quit crying if your poor and do something

Posted by at0818 | Report as abusive

all i can say is….awwwww……poor babies

Posted by brin3m | Report as abusive

It is most important to keep student loans as low as possible, because exorbitant monthly payments after graduation will only limit the jobs we shall be able to choose from.

Good public schools still deliver most bang for the buck, at least for in-state students.

Read more here: 7/value-of-education-economically.html

Posted by PeterMelzer | Report as abusive

This article completely misses the most important point: how the hell does the university system justify their outrageous price increases?

Both healthcare and college have grossly outstripped all other sectors for price increases over the last two decades.
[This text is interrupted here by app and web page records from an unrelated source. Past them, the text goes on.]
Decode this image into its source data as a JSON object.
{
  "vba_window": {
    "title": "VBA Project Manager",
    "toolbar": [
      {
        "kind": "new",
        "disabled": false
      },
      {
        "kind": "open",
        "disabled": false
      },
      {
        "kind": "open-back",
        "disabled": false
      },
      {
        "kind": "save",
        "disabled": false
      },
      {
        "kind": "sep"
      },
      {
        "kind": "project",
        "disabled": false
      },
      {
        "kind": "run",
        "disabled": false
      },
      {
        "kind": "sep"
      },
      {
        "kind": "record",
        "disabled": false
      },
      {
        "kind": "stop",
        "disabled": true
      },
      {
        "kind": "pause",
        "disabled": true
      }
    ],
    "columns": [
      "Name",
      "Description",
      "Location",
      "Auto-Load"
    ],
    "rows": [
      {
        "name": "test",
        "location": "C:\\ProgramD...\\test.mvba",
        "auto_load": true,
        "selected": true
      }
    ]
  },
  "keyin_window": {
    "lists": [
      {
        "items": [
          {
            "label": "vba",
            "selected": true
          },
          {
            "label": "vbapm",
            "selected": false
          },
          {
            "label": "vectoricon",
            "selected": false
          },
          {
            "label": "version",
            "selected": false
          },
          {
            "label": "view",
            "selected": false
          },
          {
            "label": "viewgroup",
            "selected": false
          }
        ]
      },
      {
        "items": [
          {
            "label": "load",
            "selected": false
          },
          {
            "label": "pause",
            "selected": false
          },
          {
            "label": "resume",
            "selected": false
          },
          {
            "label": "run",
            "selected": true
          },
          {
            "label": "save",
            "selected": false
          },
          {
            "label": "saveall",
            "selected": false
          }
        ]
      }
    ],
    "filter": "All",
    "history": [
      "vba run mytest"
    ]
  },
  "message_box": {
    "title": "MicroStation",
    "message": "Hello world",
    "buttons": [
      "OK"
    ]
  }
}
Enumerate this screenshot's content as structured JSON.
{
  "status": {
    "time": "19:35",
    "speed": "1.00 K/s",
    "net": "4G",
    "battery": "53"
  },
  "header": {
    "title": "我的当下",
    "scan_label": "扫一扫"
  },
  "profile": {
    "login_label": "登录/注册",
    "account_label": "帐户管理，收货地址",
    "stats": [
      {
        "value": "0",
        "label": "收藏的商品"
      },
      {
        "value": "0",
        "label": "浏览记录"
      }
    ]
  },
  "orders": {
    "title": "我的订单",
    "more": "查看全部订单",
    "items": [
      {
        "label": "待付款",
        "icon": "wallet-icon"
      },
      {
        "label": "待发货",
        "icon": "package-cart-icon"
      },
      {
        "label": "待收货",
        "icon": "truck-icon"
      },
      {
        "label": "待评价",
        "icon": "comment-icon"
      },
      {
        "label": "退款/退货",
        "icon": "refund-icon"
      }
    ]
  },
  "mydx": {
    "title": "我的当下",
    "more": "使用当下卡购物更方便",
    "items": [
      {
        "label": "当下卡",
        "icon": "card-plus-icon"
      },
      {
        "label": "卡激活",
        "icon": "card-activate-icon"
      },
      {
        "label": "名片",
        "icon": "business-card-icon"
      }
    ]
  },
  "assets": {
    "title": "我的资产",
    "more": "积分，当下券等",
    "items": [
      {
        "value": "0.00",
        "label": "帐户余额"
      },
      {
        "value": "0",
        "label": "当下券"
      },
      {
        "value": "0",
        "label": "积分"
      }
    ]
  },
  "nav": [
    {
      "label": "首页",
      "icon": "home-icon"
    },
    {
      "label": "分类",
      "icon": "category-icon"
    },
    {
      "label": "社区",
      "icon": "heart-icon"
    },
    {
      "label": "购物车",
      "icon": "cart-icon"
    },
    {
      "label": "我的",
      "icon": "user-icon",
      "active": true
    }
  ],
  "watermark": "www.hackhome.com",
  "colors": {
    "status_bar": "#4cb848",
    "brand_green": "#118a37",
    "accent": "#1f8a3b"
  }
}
Healthcare we all know is screwed up, but at least it can make an argument that technology has played a part. What’s ‘College’s’ excuse? If you raise your prices consistently faster than inflation in the country then you’d better have a damn good reason.

Posted by PapaDisco | Report as abusive